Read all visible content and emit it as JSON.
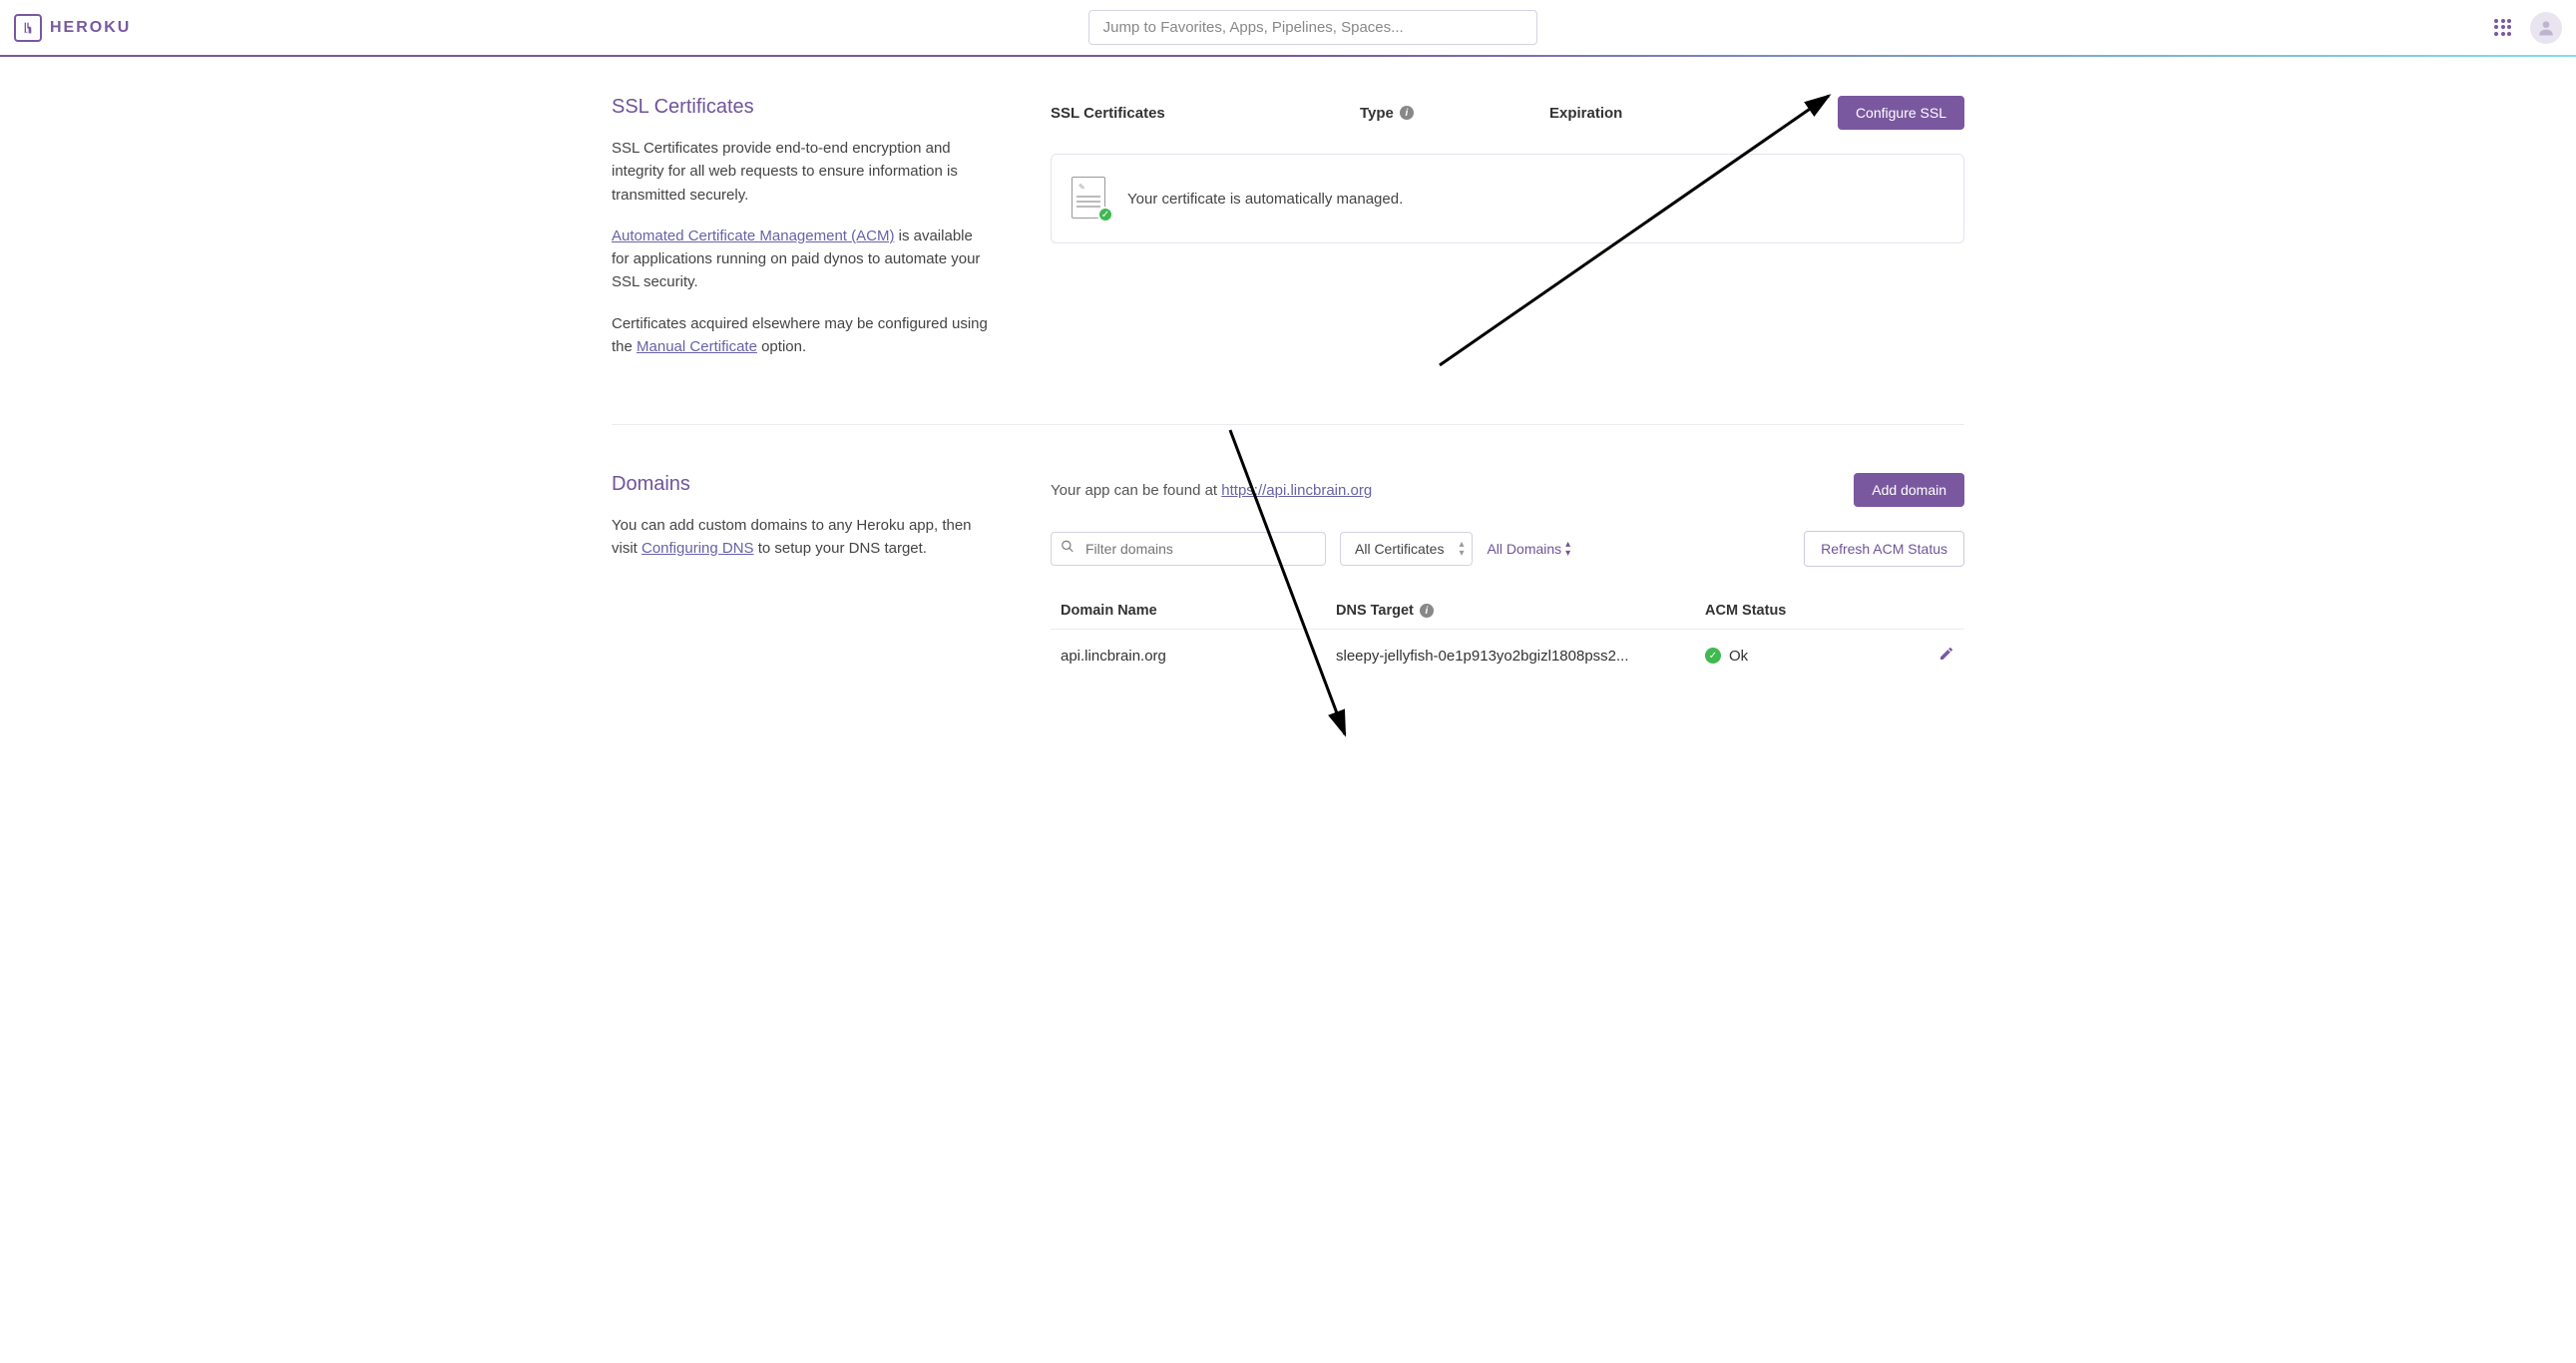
{
  "header": {
    "brand": "HEROKU",
    "search_placeholder": "Jump to Favorites, Apps, Pipelines, Spaces..."
  },
  "ssl": {
    "section_title": "SSL Certificates",
    "desc_1": "SSL Certificates provide end-to-end encryption and integrity for all web requests to ensure information is transmitted securely.",
    "acm_link": "Automated Certificate Management (ACM)",
    "acm_rest": " is available for applications running on paid dynos to automate your SSL security.",
    "manual_pre": "Certificates acquired elsewhere may be configured using the ",
    "manual_link": "Manual Certificate",
    "manual_post": " option.",
    "header_cert": "SSL Certificates",
    "header_type": "Type",
    "header_exp": "Expiration",
    "configure_btn": "Configure SSL",
    "auto_msg": "Your certificate is automatically managed."
  },
  "domains": {
    "section_title": "Domains",
    "desc_pre": "You can add custom domains to any Heroku app, then visit ",
    "desc_link": "Configuring DNS",
    "desc_post": " to setup your DNS target.",
    "found_pre": "Your app can be found at ",
    "found_url": "https://api.lincbrain.org",
    "add_btn": "Add domain",
    "filter_placeholder": "Filter domains",
    "cert_select": "All Certificates",
    "all_domains": "All Domains",
    "refresh_btn": "Refresh ACM Status",
    "th_name": "Domain Name",
    "th_dns": "DNS Target",
    "th_acm": "ACM Status",
    "row": {
      "name": "api.lincbrain.org",
      "dns": "sleepy-jellyfish-0e1p913yo2bgizl1808pss2...",
      "acm": "Ok"
    }
  }
}
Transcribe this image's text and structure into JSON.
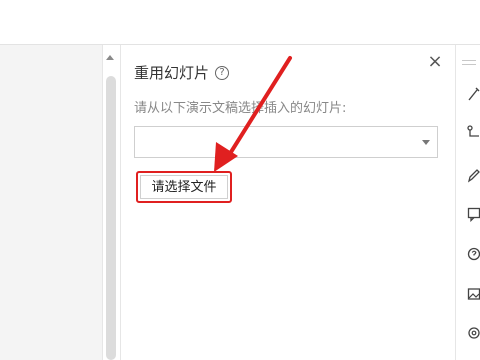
{
  "panel": {
    "title": "重用幻灯片",
    "help_icon": "?",
    "close_icon": "×",
    "instruction": "请从以下演示文稿选择插入的幻灯片:",
    "dropdown_value": "",
    "file_button_label": "请选择文件"
  },
  "annotation": {
    "arrow_color": "#e02020",
    "highlight_color": "#e02020"
  },
  "right_toolbar": {
    "icons": [
      "magic-icon",
      "connector-icon",
      "pen-icon",
      "comment-icon",
      "help-icon",
      "image-icon",
      "settings-icon"
    ]
  }
}
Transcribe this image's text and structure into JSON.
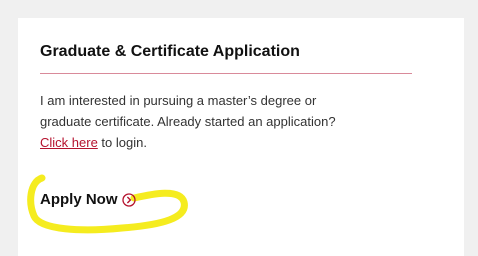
{
  "card": {
    "title": "Graduate & Certificate Application",
    "body_line_1": "I am interested in pursuing a master’s degree or",
    "body_line_2": "graduate certificate. Already started an application?",
    "login_link": "Click here",
    "login_suffix": " to login.",
    "cta_label": "Apply Now",
    "cta_icon": "chevron-right-circle-icon"
  },
  "colors": {
    "accent": "#b5122e",
    "divider": "#d98a9a",
    "highlight": "#f5ec1f"
  }
}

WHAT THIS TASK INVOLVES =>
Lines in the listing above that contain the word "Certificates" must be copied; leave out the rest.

ANSWER AREA =>
    "section_title": "SSL Certificates",
    "desc_1": "SSL Certificates provide end-to-end encryption and integrity for all web requests to ensure information is transmitted securely.",
    "manual_pre": "Certificates acquired elsewhere may be configured using the ",
    "header_cert": "SSL Certificates",
    "cert_select": "All Certificates",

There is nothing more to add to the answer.